Very bright Jupiter sits only 4 degrees above the bright star Spica in Virgo all month. As February begins, the planet rises in the east just before midnight. By the end of the month, Jupiter rises around 9:30 pm local time. All month long it can be spotted over the southwestern horizon as day breaks. On Feb 6, Jupiter halts its eastern motion and commences a four month long retrograde loop, which can be observed using its positional change compared to Spica. Starting on Tuesday evening, Feb 14 and continuing into Wednesday morning, the waning gibbous moon will rise and cross the sky with Jupiter, moving from less than 6 degrees above the planet to half that separation at sunrise. They'll fit within a binocular field of view and make a nice photo opportunity.
Yellow tinted Saturn, in the pre-dawn eastern sky, moves from southern Ophiuchus into Sagittarius on February 24. By month end it rises about 3 am local time, but it can be spotted low in the southeastern sky by dawn all month long. On Monday morning, February 20, the waning crescent moon will sit less than 7 degrees above Saturn, with the pair best viewed before 6 am local time.
Throughout February, Uranus is in the southwestern evening sky, in the constellation of Pisces and visible from nightfall until mid evening. At magnitude 5.8, it is not readily visible with unaided eyes, but binoculars or a small telescope can reveal it as a tiny blue-green dot.
Neptune, in the constellation of Aquarius all month, is heading towards solar conjunction on March 1 and is invisible within the glow of the southwestern sky at dusk.
Asterism: A noteworthy or striking pattern of stars within a larger constellation.
Degrees (measuring the sky): The sky is 360 degrees all the way around, which means roughly 180 degrees from horizon to horizon. It's easy to measure distances between objects: Your fist on an outstretched arm covers about 10 degrees of sky, while a finger covers about one degree.
Visual Magnitude: This is the astronomer's scale for measuring the brightness of objects in the sky. The dimmest object visible in the night sky under perfectly dark conditions is about magnitude 6.5. Brighter stars are magnitude 2 or 1. The brightest objects get negative numbers. Venus can be as bright as magnitude minus 4.9. The full moon is minus 12.7 and the sun is minus 26.8.
Terminator: The boundary on the moon between sunlight and shadow.
Zenith: The point in the sky directly overhead.
Night Sky Observing Tips

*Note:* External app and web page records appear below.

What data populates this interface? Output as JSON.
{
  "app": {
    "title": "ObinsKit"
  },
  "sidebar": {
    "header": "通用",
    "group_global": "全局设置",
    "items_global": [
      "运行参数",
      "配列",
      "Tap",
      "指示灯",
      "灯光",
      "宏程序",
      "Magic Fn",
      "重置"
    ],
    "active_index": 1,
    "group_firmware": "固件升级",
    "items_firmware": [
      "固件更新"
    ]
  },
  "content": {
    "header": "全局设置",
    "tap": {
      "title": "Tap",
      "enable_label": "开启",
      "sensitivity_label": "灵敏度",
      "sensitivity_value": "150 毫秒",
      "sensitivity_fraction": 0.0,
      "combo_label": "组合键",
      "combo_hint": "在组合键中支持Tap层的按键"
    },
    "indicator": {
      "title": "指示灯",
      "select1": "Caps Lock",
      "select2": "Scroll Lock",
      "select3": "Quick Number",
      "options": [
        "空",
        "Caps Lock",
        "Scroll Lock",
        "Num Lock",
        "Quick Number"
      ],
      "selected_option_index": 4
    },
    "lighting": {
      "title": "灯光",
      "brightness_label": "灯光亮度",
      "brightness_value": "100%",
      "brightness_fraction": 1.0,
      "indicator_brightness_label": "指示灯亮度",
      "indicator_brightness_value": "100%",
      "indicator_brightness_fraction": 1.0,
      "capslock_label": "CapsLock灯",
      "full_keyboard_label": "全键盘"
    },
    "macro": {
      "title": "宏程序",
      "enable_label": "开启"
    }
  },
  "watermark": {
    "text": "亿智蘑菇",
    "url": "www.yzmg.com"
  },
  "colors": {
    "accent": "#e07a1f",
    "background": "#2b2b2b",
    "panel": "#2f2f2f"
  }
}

- Adjust to the dark: If you wish to observe faint objects, such as meteors or dim stars, give your eyes at least 15 minutes to adjust to the darkness.
- Light Pollution: Even from a big city, one can see the moon, a handful of bright stars and sometimes the brightest planets. But to fully enjoy the heavens — especially a meteor shower, the constellations, or to see the amazing swath across the sky that represents our view toward the center of the Milky Way Galaxy — rural areas are best for night sky viewing. If you're stuck in a city or suburban area, a building can be used to block ambient light (or moonlight) to help reveal fainter objects. If you're in the suburbs, simply turning off outdoor lights can help.
- Prepare for skywatching: If you plan to be out for more than a few minutes, and it's not a warm summer evening, dress warmer than you think necessary. An hour of observing a winter meteor shower can chill you to the bone. A blanket or lounge chair will prove much more comfortable than standing or sitting in a chair and craning your neck to see overhead.
- Daytime skywatching: When Venus is visible (that is, not in front of or behind the sun) it can often be spotted during the day. But you'll need to know where to look. A sky map is helpful. When the sun has large sunspots, they can be seen without a telescope. However, it's unsafe to look at the sun without protective eyewear. See our video on how to safely observe the sun, or our safe sunwatching infographic.